North East Lincolnshire Council

What’s different about it?

The arrival of Universal Credit in North East Lincolnshire means big changes to the way some working age people receive benefits. Universal Credit is administered by the Department of Work and Pensions.

Universal Credit (UC) is a single monthly payment for working age claimants which replaces the following benefits:

  • Working tax credit
  • Child tax credit
  • Housing benefit
  • Income support
  • Income-based jobseeker’s allowance
  • Income-related employment support allowance

If you get help with your rent, this will be included in your monthly payment – you’ll then need to pay your landlord directly unless you request to continue having your housing costs paid directly to landlords once you are on UC

It can take up to six weeks for the first payment to be received, in the longer term customers will receive (on the whole) the same level of financial support they currently receive under a variety of different benefits. It is the payment method that is different and the timing of this payment, UC will become more like a monthly salary payment getting those individuals ready to move into work. The UC claim will start from the date the online claim form was completed.

Get an advance payment of Universal Credit

You can ask for an advance payment of UC to help you get by while you’re waiting for your first payment.

If you don’t get an advance payment you won’t get any money until at least five or six weeks after you apply for UC.

You should ask for an advance payment if you don’t think you’ll have enough money to live on between when you apply and when you’ll get your first payment.

The advance payment is a loan – you’ll have to pay it back, but you won’t need to pay any interest. The repayments will be automatically deducted from your UC payments until the advance is fully paid back. This will take several months, and you’ll get less money until then.

With effect from January 2018 advances of up to 100% of your payment can be requested and paid back over 12 months.

Getting an advanced payment

Waiting days will be removed from UC claims with effect from February 2018 – reducing the wait for the first payment to five weeks

Common myths relating to Universal Credit

Whilst new customers will see a delay of up to six weeks between making the UC claim until the first payment is received, in the longer term customers will receive (on the whole) the same level of financial support they currently receive under a variety of different benefits.  It is the payment method that is different and the timing of this payment, UC will become more like a monthly salary payment getting those individuals ready to move into work.  The UC claim will start from the date the online claim form was completed.

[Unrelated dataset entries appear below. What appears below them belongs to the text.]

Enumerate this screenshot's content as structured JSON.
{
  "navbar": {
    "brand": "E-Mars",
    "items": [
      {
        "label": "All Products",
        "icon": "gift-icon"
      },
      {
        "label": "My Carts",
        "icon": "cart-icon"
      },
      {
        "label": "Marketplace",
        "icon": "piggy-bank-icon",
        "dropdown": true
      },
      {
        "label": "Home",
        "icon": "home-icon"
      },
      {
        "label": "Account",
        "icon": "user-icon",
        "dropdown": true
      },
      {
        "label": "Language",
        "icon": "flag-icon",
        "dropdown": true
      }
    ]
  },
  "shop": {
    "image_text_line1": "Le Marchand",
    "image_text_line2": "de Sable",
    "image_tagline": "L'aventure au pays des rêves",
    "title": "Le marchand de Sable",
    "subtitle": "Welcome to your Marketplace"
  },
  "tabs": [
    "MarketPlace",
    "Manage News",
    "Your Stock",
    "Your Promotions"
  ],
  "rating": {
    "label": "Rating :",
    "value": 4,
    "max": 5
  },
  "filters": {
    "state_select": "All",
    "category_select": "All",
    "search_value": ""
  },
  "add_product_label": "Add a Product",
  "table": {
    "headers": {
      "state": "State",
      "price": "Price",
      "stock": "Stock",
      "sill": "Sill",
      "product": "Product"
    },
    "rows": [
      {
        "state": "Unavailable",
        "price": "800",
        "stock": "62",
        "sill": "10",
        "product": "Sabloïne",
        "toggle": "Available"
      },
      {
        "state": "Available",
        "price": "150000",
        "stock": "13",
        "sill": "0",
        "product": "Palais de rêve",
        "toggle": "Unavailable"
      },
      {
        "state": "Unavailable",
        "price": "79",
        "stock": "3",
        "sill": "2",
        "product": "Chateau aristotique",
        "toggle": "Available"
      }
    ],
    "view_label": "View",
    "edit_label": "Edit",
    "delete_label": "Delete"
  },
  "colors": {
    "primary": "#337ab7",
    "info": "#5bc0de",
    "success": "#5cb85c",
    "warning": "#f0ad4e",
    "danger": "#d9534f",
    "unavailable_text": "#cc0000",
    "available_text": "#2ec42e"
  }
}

The current expected wait for a UC claim is around six weeks.

As part of the UC claiming process an advance of up to 50% of the UC entitlement will be offered, this will be repayable over six months interest free. However, this may well present financial / hardship issues for some customers.

Managing your money

Apply for an advanced payment of UC

On making a claim for UC a ‘work coach’ will be allocated to the individual who will provide support for the lifetime of the UC claim, this support will centre on;

  • Skills
  • Applying for work
  • Money management

This support will be constant and ongoing.  In addition to this any UC claimant can be referred into the personal budgeting support programme and will gain additional support on;

  • Housing issues
  • Training and job searching
  • Budgeting
  • Healthy eating and wellbeing

Where can I go for help?

Any claimant who receives the housing costs element of UC can apply for a Direct Housing Payment.  These applications will be dealt with under the current scheme and agreed success criteria.  A refresh of the scheme is underway to enable us to use the available resources to best support local residents.

Universal Credit helps to make work pay by topping up your earnings.

Universal Credit: how it helps you into work

Read James’s story about better off working.